Work instructions:
Find the word "name" below. Copy each line that has it.
----------------------------------------
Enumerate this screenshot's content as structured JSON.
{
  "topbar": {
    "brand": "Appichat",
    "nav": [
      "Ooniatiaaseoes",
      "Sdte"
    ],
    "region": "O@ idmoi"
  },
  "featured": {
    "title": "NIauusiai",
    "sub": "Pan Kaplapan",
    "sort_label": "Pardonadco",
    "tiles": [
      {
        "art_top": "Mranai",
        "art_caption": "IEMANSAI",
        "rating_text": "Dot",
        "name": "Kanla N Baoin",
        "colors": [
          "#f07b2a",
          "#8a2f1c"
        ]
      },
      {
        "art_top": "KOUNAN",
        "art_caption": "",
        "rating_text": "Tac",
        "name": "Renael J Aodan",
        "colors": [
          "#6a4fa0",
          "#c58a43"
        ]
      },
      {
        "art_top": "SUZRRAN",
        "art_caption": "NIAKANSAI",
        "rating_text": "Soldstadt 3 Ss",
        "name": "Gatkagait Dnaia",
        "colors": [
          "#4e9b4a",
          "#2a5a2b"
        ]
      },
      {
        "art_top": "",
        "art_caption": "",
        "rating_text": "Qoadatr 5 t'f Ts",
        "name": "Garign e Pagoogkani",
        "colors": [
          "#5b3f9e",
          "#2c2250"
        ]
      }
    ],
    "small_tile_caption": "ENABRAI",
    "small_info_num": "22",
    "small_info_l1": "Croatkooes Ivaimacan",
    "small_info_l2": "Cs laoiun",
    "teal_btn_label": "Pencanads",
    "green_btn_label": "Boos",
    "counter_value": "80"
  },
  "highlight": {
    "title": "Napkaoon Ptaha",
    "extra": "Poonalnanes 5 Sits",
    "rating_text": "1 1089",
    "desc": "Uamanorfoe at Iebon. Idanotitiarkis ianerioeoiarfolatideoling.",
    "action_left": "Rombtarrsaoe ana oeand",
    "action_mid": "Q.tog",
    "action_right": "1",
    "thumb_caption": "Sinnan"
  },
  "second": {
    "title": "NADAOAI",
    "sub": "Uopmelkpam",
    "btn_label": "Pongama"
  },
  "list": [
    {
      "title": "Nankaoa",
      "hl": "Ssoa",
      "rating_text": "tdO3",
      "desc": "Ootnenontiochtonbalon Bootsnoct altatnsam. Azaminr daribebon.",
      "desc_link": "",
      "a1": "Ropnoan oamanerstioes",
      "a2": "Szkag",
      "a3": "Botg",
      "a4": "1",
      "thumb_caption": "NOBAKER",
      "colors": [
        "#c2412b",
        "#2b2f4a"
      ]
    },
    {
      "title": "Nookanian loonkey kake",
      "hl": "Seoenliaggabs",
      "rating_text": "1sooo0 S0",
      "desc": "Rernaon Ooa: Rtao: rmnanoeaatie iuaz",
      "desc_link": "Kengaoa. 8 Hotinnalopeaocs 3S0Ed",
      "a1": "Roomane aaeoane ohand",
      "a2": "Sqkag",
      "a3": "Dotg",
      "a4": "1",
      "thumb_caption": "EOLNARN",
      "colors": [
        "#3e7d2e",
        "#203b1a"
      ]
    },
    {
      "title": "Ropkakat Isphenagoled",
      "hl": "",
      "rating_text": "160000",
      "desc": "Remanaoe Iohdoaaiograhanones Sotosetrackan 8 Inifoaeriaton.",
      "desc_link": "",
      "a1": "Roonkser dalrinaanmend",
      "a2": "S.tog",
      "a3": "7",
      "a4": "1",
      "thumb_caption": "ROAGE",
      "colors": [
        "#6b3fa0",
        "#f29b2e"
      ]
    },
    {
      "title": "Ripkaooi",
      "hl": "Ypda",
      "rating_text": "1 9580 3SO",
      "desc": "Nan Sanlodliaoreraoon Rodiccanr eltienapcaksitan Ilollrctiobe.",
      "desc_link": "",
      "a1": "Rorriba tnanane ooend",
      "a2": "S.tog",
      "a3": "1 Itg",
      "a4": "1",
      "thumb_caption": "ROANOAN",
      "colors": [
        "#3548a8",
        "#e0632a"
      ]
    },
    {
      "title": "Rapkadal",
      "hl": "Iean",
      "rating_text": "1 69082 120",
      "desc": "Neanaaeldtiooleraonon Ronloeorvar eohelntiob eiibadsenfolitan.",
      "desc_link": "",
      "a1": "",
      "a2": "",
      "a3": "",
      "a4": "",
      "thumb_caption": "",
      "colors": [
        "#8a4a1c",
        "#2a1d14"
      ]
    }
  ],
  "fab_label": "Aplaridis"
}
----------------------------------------
Reply:
        "name": "Kanla N Baoin",
        "name": "Renael J Aodan",
        "name": "Gatkagait Dnaia",
        "name": "Garign e Pagoogkani",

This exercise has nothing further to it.